The highlight of the bathroom is this gorgeous wooden bathtub. While this will not be to everyone’s tastes, I loved it!
In keeping with the atmosphere of the accommodation, there are no TVs. Also, the Wi-Fi signal didn’t reach as far as my room, although it was perfectly fine in the main building.
Inside the main building either side of the reception are a couple of rooms serving as the restaurant and guest lounges. They are decorated in a traditional style
The included breakfast buffet is surprisingly lavish for the number of guests. Three different kinds of salmon! A pot of coffee was made fresh for each guest and served at the table.
The only downside is breakfast service doesn’t start until 8am. That’s fine for most people but meant I had to do without on my final day as I had an early start.
The optional dinner is well worth it
One nice touch about Røisheim is the dinner service. While it’s not cheap, it’s a wonderful experience comparable to a traditional Norwegian restaurant in a big city.
There is just one sitting – 7.30pm when I stayed – and the menu is fixed. This meant I could only join for dinner on one of the two nights I stayed, but I’m sure glad I did.
The focus is very much on local food, as is the Nordic way. When an appetiser of local sausage with aquavit-soaked lingonberries was served along with my local ale from Lom, I knew I was in for a treat.
The full menu was a salmon tartare with horseradish cream, onion soup, fillet of deer, and a chocolate mousse.
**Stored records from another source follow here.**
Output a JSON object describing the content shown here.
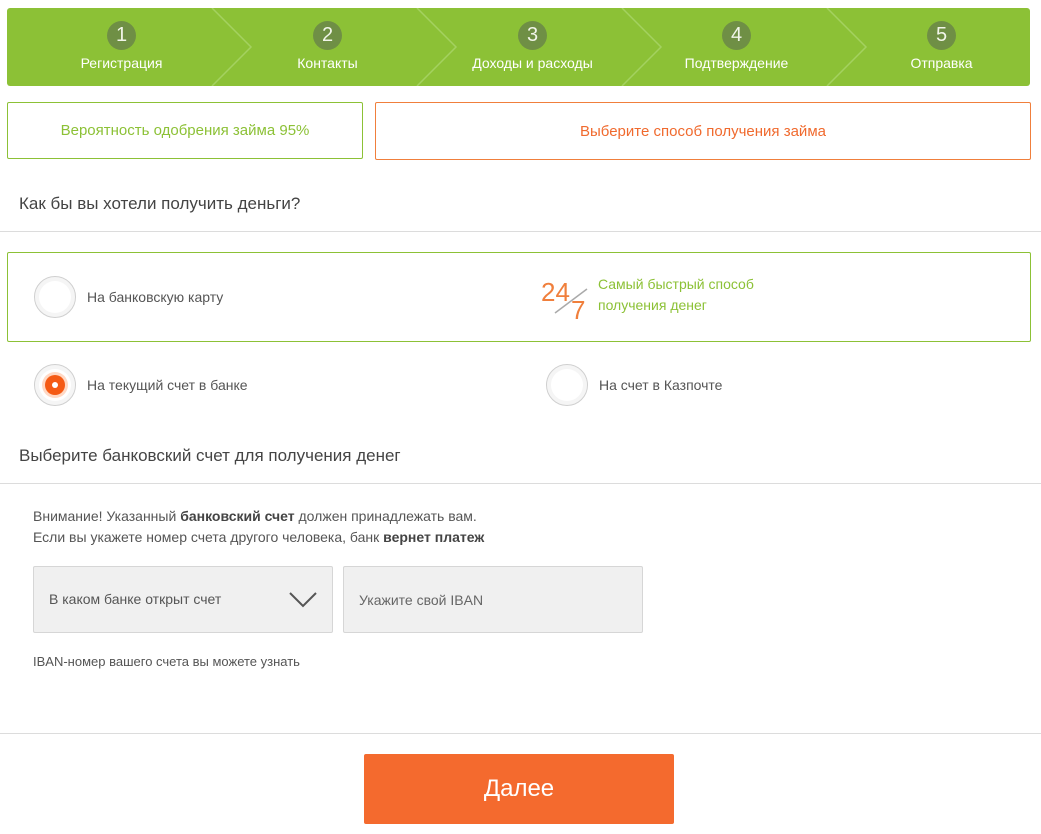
{
  "steps": [
    {
      "number": "1",
      "label": "Регистрация"
    },
    {
      "number": "2",
      "label": "Контакты"
    },
    {
      "number": "3",
      "label": "Доходы и расходы"
    },
    {
      "number": "4",
      "label": "Подтверждение"
    },
    {
      "number": "5",
      "label": "Отправка"
    }
  ],
  "approval": {
    "text": "Вероятность одобрения займа 95%"
  },
  "method_hint": {
    "text": "Выберите способ получения займа"
  },
  "question": {
    "title": "Как бы вы хотели получить деньги?"
  },
  "options": {
    "card": {
      "label": "На банковскую карту",
      "checked": false
    },
    "fast": {
      "icon": "24-7-icon",
      "line1": "Самый быстрый способ",
      "line2": "получения денег"
    },
    "account": {
      "label": "На текущий счет в банке",
      "checked": true
    },
    "kazpost": {
      "label": "На счет в Казпочте",
      "checked": false
    }
  },
  "bank_section": {
    "title": "Выберите банковский счет для получения денег",
    "notice_part1": "Внимание! Указанный ",
    "notice_bold1": "банковский счет",
    "notice_part2": " должен принадлежать вам.",
    "notice_line2": "Если вы укажете номер счета другого человека, банк ",
    "notice_bold2": "вернет платеж",
    "bank_select_placeholder": "В каком банке открыт счет",
    "iban_placeholder": "Укажите свой IBAN",
    "iban_hint": "IBAN-номер вашего счета вы можете узнать"
  },
  "next_button": {
    "label": "Далее"
  },
  "colors": {
    "green": "#8cc136",
    "orange": "#f46a2e"
  }
}
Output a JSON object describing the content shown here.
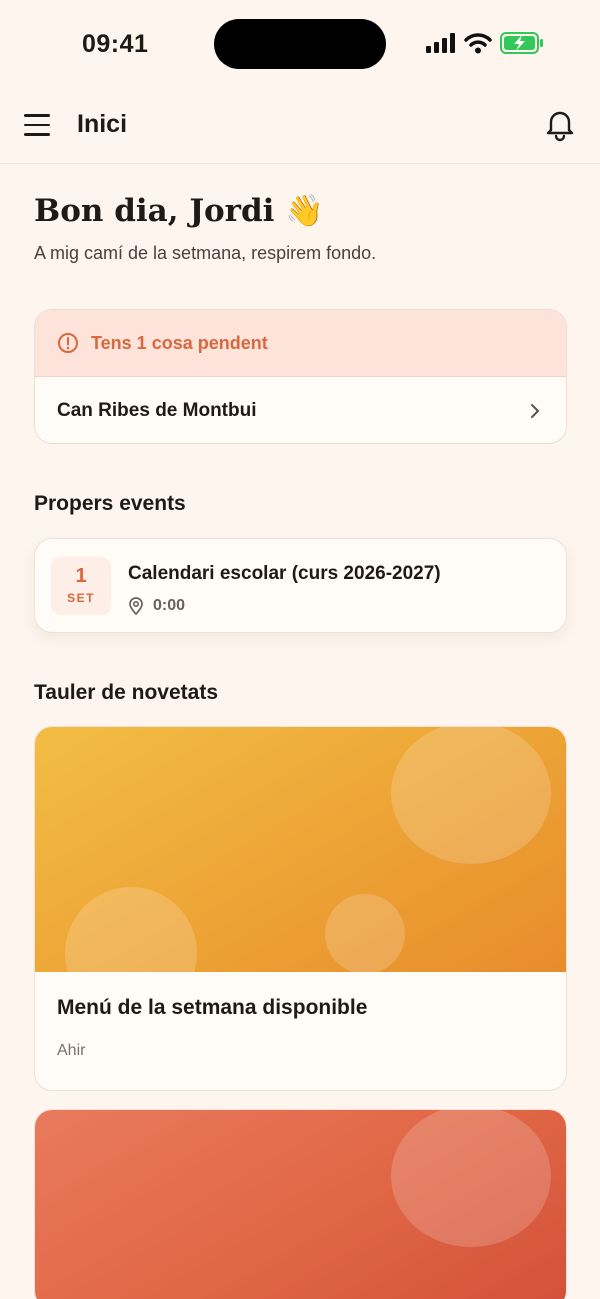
{
  "status_bar": {
    "time": "09:41"
  },
  "header": {
    "title": "Inici"
  },
  "greeting": {
    "title": "Bon dia, Jordi",
    "emoji": "👋",
    "subtitle": "A mig camí de la setmana, respirem fondo."
  },
  "pending": {
    "header_label": "Tens 1 cosa pendent",
    "items": [
      {
        "label": "Can Ribes de Montbui"
      }
    ]
  },
  "upcoming_events": {
    "title": "Propers events",
    "items": [
      {
        "day": "1",
        "month": "SET",
        "title": "Calendari escolar (curs 2026-2027)",
        "time": "0:00"
      }
    ]
  },
  "news_board": {
    "title": "Tauler de novetats",
    "items": [
      {
        "title": "Menú de la setmana disponible",
        "date": "Ahir",
        "color": "#eda335"
      },
      {
        "title": "",
        "date": "",
        "color": "#e06645"
      }
    ]
  },
  "colors": {
    "background": "#fdf5ee",
    "accent": "#d9683e",
    "pending_bg": "#fde3da",
    "battery_green": "#34c759"
  },
  "icons": [
    "menu-icon",
    "bell-icon",
    "alert-circle-icon",
    "chevron-right-icon",
    "location-pin-icon",
    "signal-icon",
    "wifi-icon",
    "battery-charging-icon"
  ]
}
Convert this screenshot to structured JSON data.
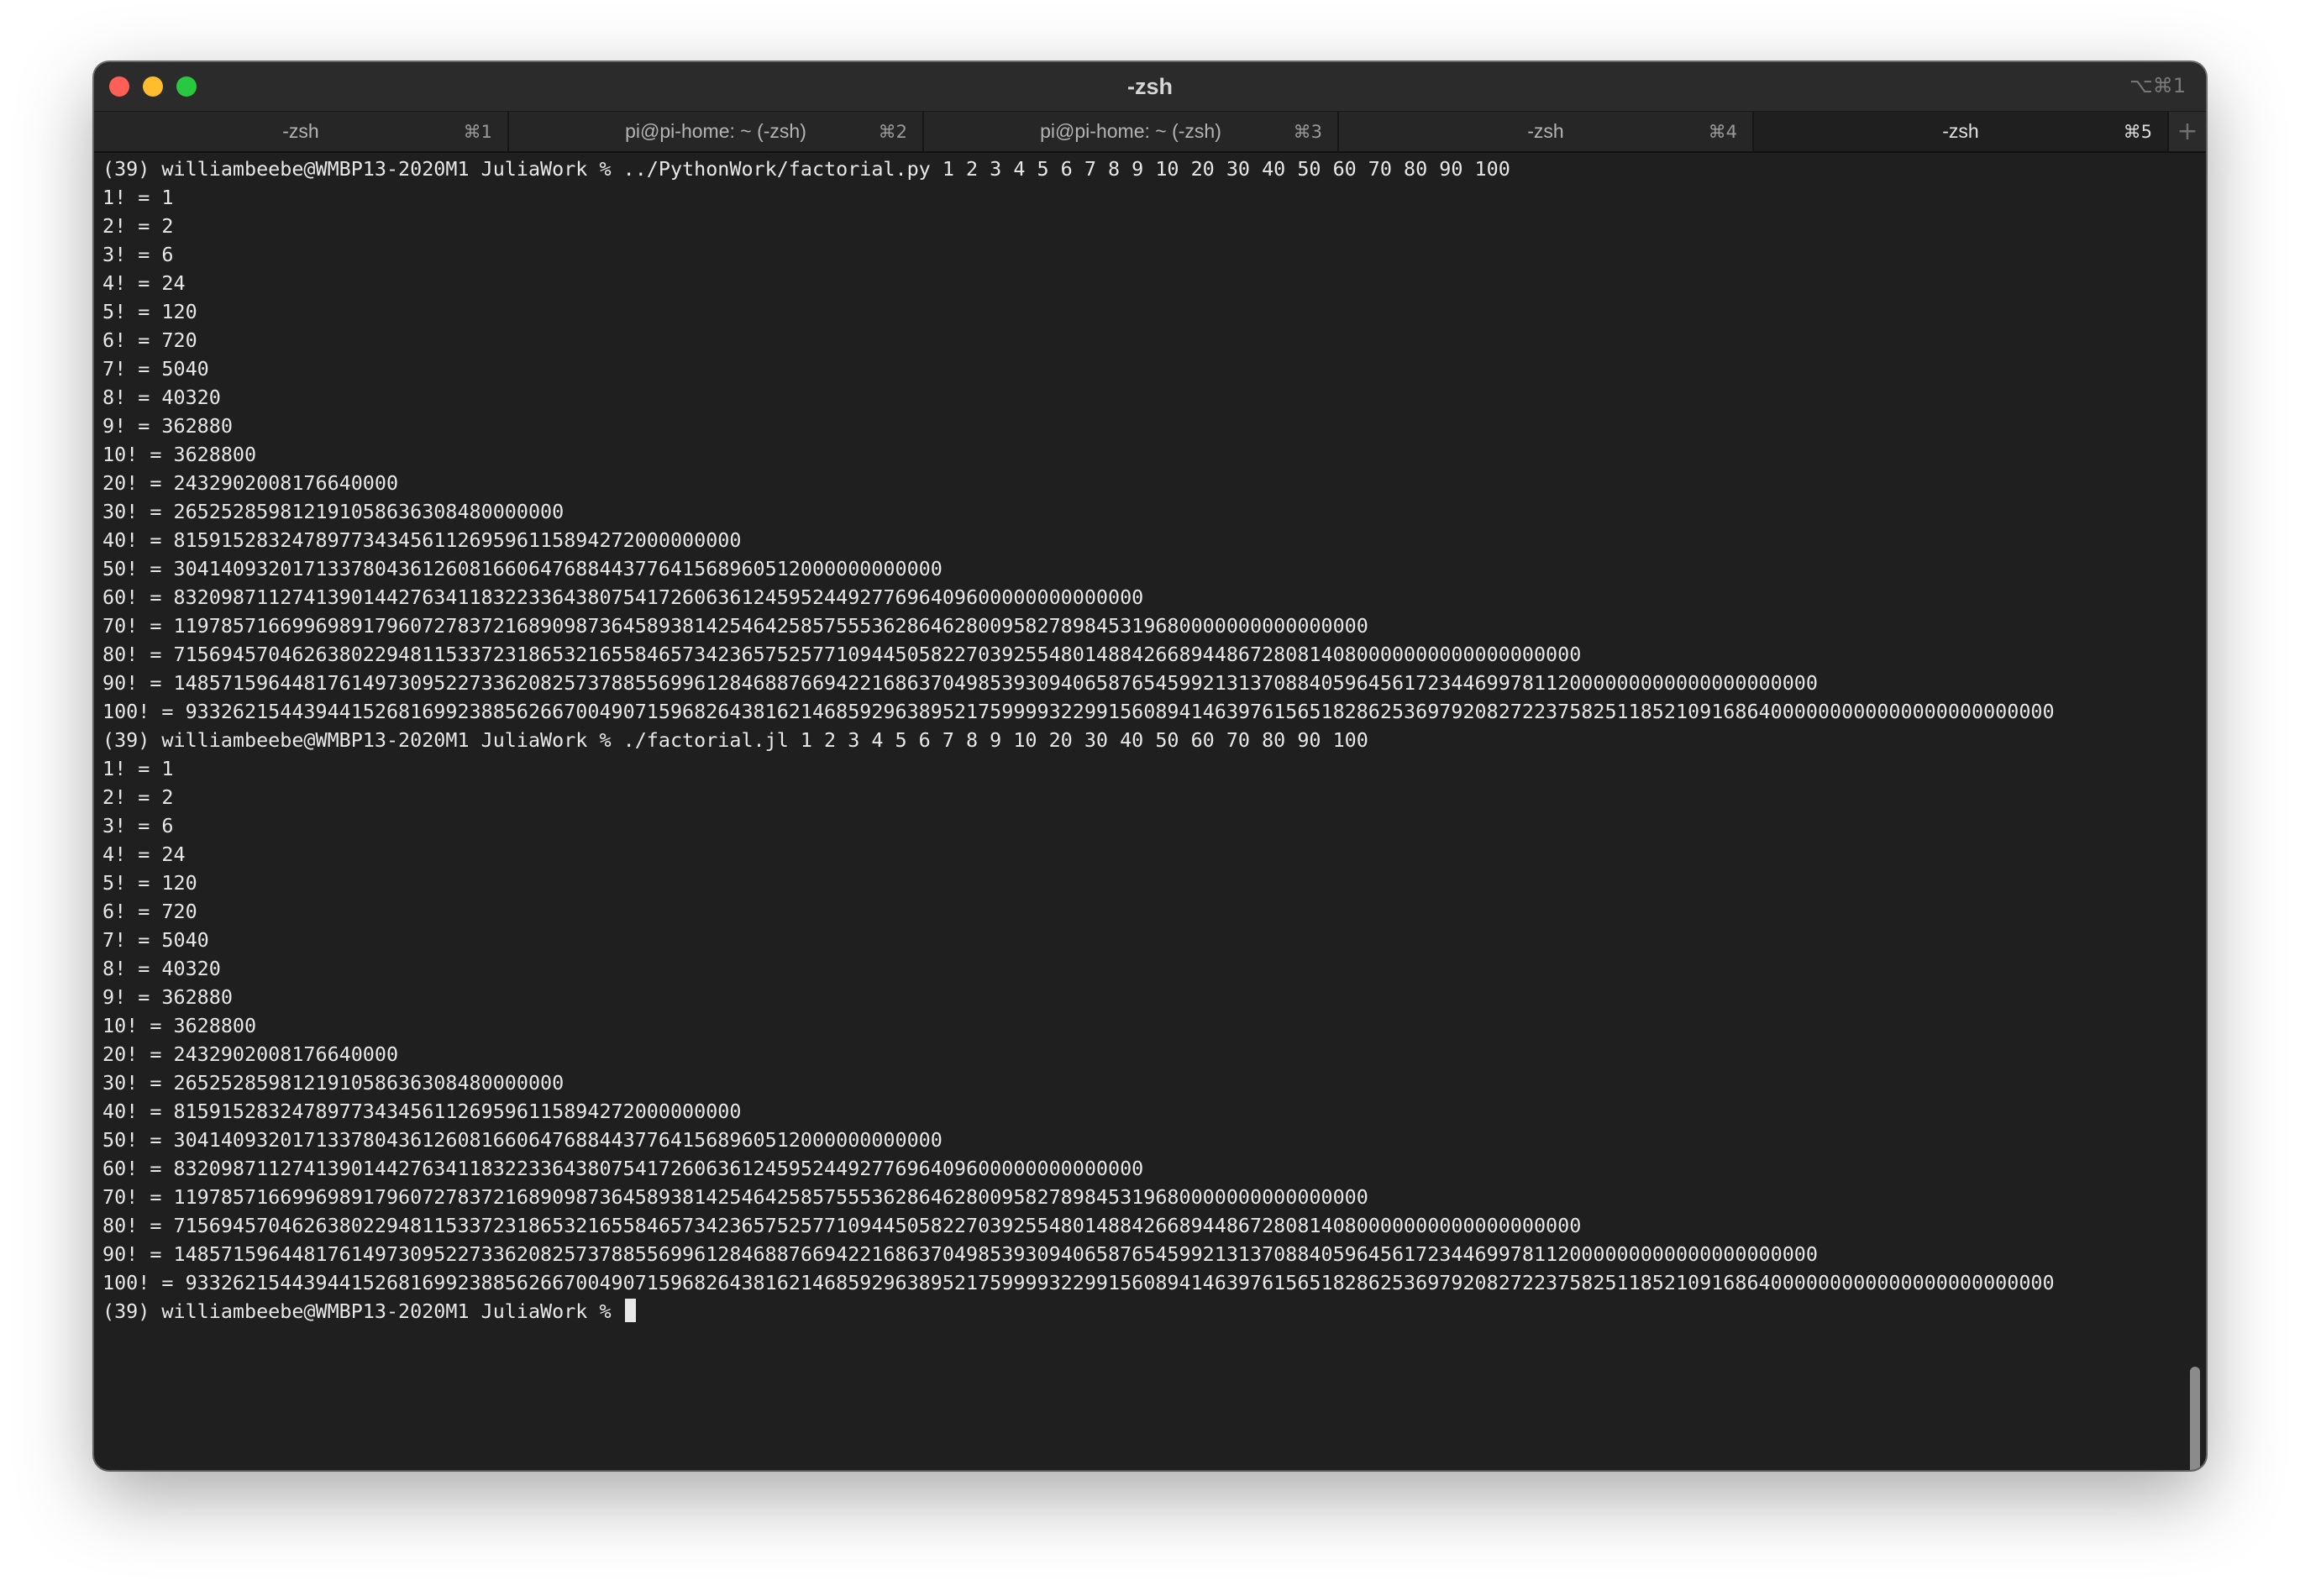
{
  "window": {
    "title": "-zsh",
    "shortcut": "⌥⌘1",
    "traffic_lights": {
      "close": "#ff5f57",
      "minimize": "#febc2e",
      "zoom": "#28c840"
    }
  },
  "tabs": [
    {
      "label": "-zsh",
      "shortcut": "⌘1",
      "active": false
    },
    {
      "label": "pi@pi-home: ~ (-zsh)",
      "shortcut": "⌘2",
      "active": false
    },
    {
      "label": "pi@pi-home: ~ (-zsh)",
      "shortcut": "⌘3",
      "active": false
    },
    {
      "label": "-zsh",
      "shortcut": "⌘4",
      "active": false
    },
    {
      "label": "-zsh",
      "shortcut": "⌘5",
      "active": true
    }
  ],
  "new_tab_label": "+",
  "terminal": {
    "lines": [
      "(39) williambeebe@WMBP13-2020M1 JuliaWork % ../PythonWork/factorial.py 1 2 3 4 5 6 7 8 9 10 20 30 40 50 60 70 80 90 100",
      "1! = 1",
      "2! = 2",
      "3! = 6",
      "4! = 24",
      "5! = 120",
      "6! = 720",
      "7! = 5040",
      "8! = 40320",
      "9! = 362880",
      "10! = 3628800",
      "20! = 2432902008176640000",
      "30! = 265252859812191058636308480000000",
      "40! = 815915283247897734345611269596115894272000000000",
      "50! = 30414093201713378043612608166064768844377641568960512000000000000",
      "60! = 8320987112741390144276341183223364380754172606361245952449277696409600000000000000",
      "70! = 11978571669969891796072783721689098736458938142546425857555362864628009582789845319680000000000000000",
      "80! = 71569457046263802294811533723186532165584657342365752577109445058227039255480148842668944867280814080000000000000000000",
      "90! = 1485715964481761497309522733620825737885569961284688766942216863704985393094065876545992131370884059645617234469978112000000000000000000000",
      "100! = 93326215443944152681699238856266700490715968264381621468592963895217599993229915608941463976156518286253697920827223758251185210916864000000000000000000000000",
      "(39) williambeebe@WMBP13-2020M1 JuliaWork % ./factorial.jl 1 2 3 4 5 6 7 8 9 10 20 30 40 50 60 70 80 90 100",
      "1! = 1",
      "2! = 2",
      "3! = 6",
      "4! = 24",
      "5! = 120",
      "6! = 720",
      "7! = 5040",
      "8! = 40320",
      "9! = 362880",
      "10! = 3628800",
      "20! = 2432902008176640000",
      "30! = 265252859812191058636308480000000",
      "40! = 815915283247897734345611269596115894272000000000",
      "50! = 30414093201713378043612608166064768844377641568960512000000000000",
      "60! = 8320987112741390144276341183223364380754172606361245952449277696409600000000000000",
      "70! = 11978571669969891796072783721689098736458938142546425857555362864628009582789845319680000000000000000",
      "80! = 71569457046263802294811533723186532165584657342365752577109445058227039255480148842668944867280814080000000000000000000",
      "90! = 1485715964481761497309522733620825737885569961284688766942216863704985393094065876545992131370884059645617234469978112000000000000000000000",
      "100! = 93326215443944152681699238856266700490715968264381621468592963895217599993229915608941463976156518286253697920827223758251185210916864000000000000000000000000"
    ],
    "prompt": "(39) williambeebe@WMBP13-2020M1 JuliaWork % "
  },
  "colors": {
    "background": "#1f1f1f",
    "foreground": "#e8e8e8",
    "chrome": "#2b2b2b"
  }
}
As you can see from the picture above, there was plenty of food so I left full.
A great value choice
Honestly, I still can’t quite believe the value offered here. I paid just 1,075kr per night for my room via Booking.com, which included the breakfast buffet. That's less than almost all the soulless chain hotels in Norwegian cities.
The fixed four-course dinner was 650kr, which needs to be booked in advance. That's pricey, but it's a decent-sized meal. Also, other options are limited in the area and the last thing you want to do after a day of exploring is to cook your own food!
From what I could tell these prices are fixed throughout the season. Given its location, the hotel is only open from late Spring to early Autumn. If you're visiting Jotunheimen or driving along Sognegjellet, this is a great value accommodation option.
Editor's note: The author paid in full for accommodation and dinner. Hotel management and staff were not made aware of the review.